Although these safety threats are low incidence such that most children will not experience them, they are highly dangerous. For example, 142 children were killed by firearms in 2020 (Everytown, 2021 ), over 700 children are killed by poisoning each year (Centers for Disease Control and Prevention, 2021 ), and over 100 children experience abduction by strangers (stereotypical kidnapping) each year (Office of Juvenile Justice and Delinquency Prevention, 2016 ).

Therefore, parents and caregivers must strive to keep environments safe by eliminating or decreasing the likelihood that children will encounter these safety threats. However, despite parents’ best efforts, children still encounter a variety of safety threats. Therefore, it is important for children to learn the skills to respond safely to these threats.

When children exhibit these safety skills, they are more likely to keep themselves safe. Research has shown that children can engage in safe behaviors in the presence of a safety threat when they are taught specific safety responses (e.g., Miltenberger, 2008 ; Miltenberger et al., 2020 ).

Safe responses to low-incidence, highly dangerous threats consist of the following three components: (a) identify and avoid the safety threat (i.e., do not touch or engage with it), (b) move away from the safety threat, and (c) report the safety threat to a trusted adult. Discriminating the presence of a safety threat is necessary for the individual to avoid, escape, and report the incident (Miltenberger, 2008 ).

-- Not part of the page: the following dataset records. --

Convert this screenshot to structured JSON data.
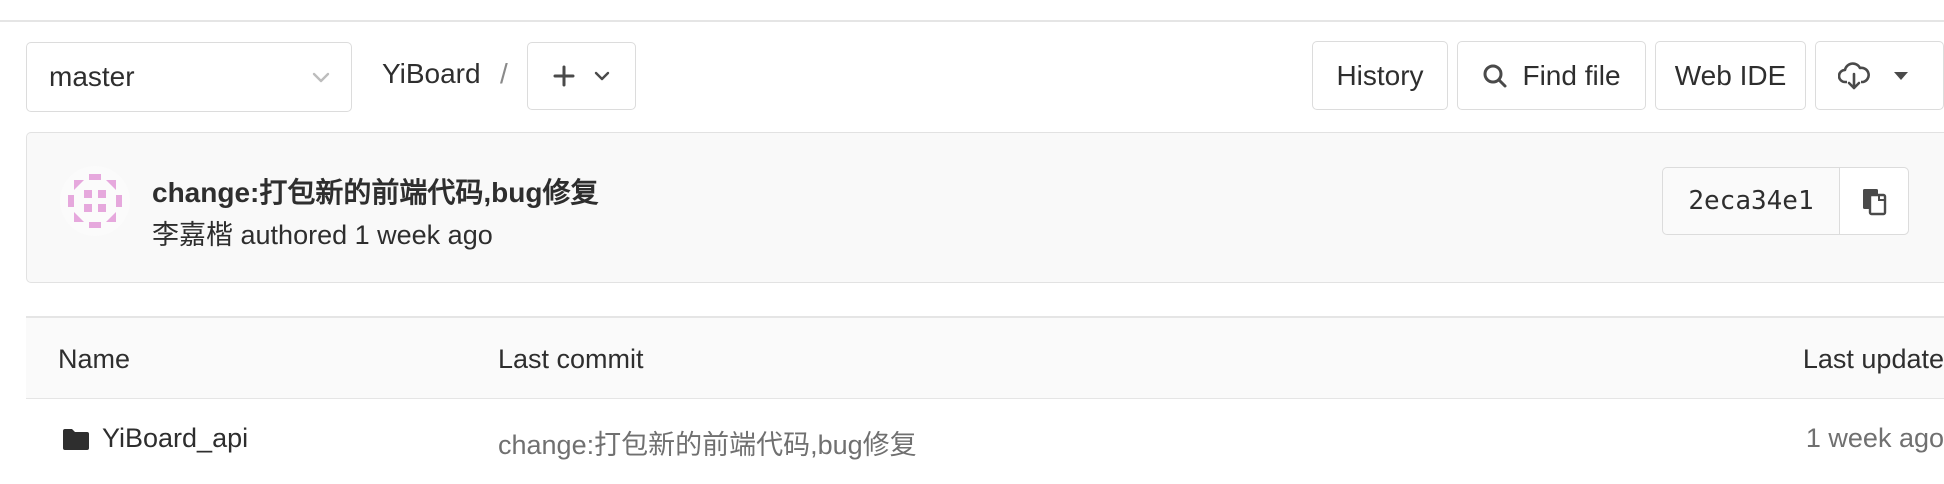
{
  "toolbar": {
    "branch": "master",
    "repo_name": "YiBoard",
    "separator": "/",
    "add_icon": "plus-icon",
    "history_label": "History",
    "find_file_label": "Find file",
    "web_ide_label": "Web IDE",
    "download_icon": "cloud-download-icon"
  },
  "commit": {
    "title": "change:打包新的前端代码,bug修复",
    "author": "李嘉楷",
    "authored_label": "authored",
    "time": "1 week ago",
    "sha": "2eca34e1",
    "copy_icon": "clipboard-icon",
    "avatar_color": "#e6a8dd"
  },
  "table": {
    "headers": {
      "name": "Name",
      "last_commit": "Last commit",
      "last_update": "Last update"
    },
    "rows": [
      {
        "icon": "folder-icon",
        "name": "YiBoard_api",
        "last_commit": "change:打包新的前端代码,bug修复",
        "last_update": "1 week ago"
      }
    ]
  }
}
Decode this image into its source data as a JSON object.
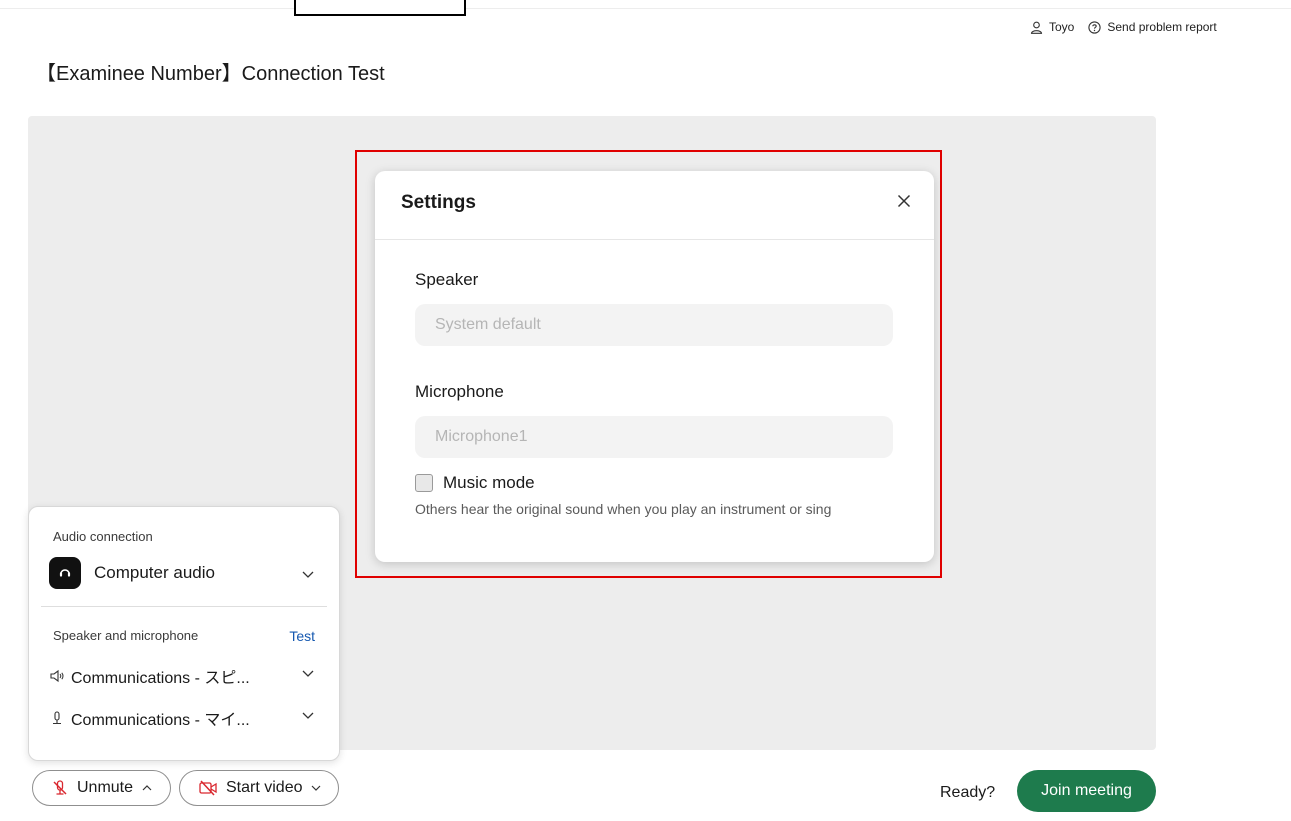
{
  "header": {
    "user_name": "Toyo",
    "report_label": "Send problem report"
  },
  "page": {
    "title": "【Examinee Number】Connection Test"
  },
  "settings": {
    "title": "Settings",
    "speaker_label": "Speaker",
    "speaker_value": "System default",
    "microphone_label": "Microphone",
    "microphone_value": "Microphone1",
    "music_mode_label": "Music mode",
    "music_mode_checked": false,
    "music_mode_desc": "Others hear the original sound when you play an instrument or sing"
  },
  "audio_panel": {
    "connection_heading": "Audio connection",
    "connection_value": "Computer audio",
    "devices_heading": "Speaker and microphone",
    "test_label": "Test",
    "speaker_device": "Communications - スピ...",
    "mic_device": "Communications - マイ..."
  },
  "footer": {
    "unmute_label": "Unmute",
    "start_video_label": "Start video",
    "ready_label": "Ready?",
    "join_label": "Join meeting"
  },
  "colors": {
    "join_button": "#1e7b4d",
    "highlight_border": "#e00000",
    "test_link": "#1558b0",
    "muted_icon": "#d9272e"
  }
}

Moving away from the threat is critical because the longer the individual is exposed to the threat, the greater the risk (e.g., Poche et al., 1988 ). Reporting the safety threat to a trusted adult is critical so the adult can then take action to remove the safety threat.

Owing to the importance of these skills for keeping children safe, research over the last 40 years has investigated strategies for teaching and promoting the acquisition and generalization of safety skills with children and individuals with disabilities (Giannakakos et al., 2020 ; Miltenberger et al., 2020 ; Tekin-Iftar et al., 2020 ).

The research on teaching safety skills has investigated a range of interventions for a variety of safety threats. The purpose of this discussion article is to gather from the research the critical features related to successful safety skills instruction and identify practice recommendations based on that empirical research base.

  1. The critical features and practice recommendations provided result from a general review of the existing literature and are presented from the perspective of our combined experience conducting related research.
  2. To facilitate our efforts in the identification of some of the critical features related to successful safety skills training, we carefully considered the recent literature review by Giannakakos et al.

( 2020 ) and reanalyzed the data from relevant studies at the participant level. These features include the importance of in situ assessments compared to other forms of assessment, the effectiveness of different training approaches, the need for data-based decision making, the enhancement of generalization and maintenance, the delivery method of training to increase accessibility, and approaches to training individuals with disabilities.